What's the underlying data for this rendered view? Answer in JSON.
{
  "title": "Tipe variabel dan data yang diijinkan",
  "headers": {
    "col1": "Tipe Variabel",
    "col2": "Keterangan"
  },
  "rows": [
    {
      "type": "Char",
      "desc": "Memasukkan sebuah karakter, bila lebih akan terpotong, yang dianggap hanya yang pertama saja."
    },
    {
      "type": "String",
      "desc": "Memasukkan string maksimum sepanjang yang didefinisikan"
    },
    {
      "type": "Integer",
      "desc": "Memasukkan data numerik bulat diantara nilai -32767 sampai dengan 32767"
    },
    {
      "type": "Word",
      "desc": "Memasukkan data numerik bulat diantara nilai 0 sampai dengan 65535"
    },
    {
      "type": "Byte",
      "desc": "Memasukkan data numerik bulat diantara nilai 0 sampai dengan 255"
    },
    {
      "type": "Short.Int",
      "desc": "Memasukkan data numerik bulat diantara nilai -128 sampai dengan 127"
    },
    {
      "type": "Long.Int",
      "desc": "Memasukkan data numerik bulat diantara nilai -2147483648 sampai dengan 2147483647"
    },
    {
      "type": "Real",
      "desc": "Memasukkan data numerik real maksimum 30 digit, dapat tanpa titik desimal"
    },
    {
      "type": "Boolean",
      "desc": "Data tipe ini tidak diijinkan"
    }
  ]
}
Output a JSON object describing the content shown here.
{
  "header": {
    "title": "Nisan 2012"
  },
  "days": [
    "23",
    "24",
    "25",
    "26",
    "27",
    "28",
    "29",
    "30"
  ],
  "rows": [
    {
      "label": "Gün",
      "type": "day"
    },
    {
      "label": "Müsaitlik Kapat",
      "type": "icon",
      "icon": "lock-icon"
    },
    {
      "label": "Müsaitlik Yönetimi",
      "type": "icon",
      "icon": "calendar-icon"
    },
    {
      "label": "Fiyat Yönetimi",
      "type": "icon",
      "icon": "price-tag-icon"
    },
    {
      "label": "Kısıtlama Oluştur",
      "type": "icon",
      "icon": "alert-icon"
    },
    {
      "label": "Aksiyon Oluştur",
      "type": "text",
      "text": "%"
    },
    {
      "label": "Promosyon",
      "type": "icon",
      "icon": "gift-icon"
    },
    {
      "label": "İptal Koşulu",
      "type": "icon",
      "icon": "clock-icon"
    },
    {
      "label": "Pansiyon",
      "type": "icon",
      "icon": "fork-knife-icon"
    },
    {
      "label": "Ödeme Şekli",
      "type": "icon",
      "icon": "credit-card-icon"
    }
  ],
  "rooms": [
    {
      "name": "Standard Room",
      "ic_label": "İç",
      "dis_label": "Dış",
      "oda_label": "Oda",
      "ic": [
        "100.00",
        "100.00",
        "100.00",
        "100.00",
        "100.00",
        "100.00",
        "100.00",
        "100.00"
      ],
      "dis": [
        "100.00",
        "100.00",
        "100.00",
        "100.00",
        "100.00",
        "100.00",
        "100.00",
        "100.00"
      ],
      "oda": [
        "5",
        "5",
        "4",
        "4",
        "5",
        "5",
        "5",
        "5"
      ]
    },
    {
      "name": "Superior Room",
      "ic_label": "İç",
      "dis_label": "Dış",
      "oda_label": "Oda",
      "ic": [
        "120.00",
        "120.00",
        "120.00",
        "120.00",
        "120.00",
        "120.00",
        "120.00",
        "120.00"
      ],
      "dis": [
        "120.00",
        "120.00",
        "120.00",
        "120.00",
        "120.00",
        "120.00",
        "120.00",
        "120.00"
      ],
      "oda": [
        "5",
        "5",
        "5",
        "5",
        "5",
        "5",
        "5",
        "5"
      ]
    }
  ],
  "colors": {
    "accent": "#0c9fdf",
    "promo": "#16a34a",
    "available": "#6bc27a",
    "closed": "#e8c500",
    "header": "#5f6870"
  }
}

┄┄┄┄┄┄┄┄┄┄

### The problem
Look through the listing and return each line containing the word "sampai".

### Written response
      "desc": "Memasukkan data numerik bulat diantara nilai -32767 sampai dengan 32767"
      "desc": "Memasukkan data numerik bulat diantara nilai 0 sampai dengan 65535"
      "desc": "Memasukkan data numerik bulat diantara nilai 0 sampai dengan 255"
      "desc": "Memasukkan data numerik bulat diantara nilai -128 sampai dengan 127"
      "desc": "Memasukkan data numerik bulat diantara nilai -2147483648 sampai dengan 2147483647"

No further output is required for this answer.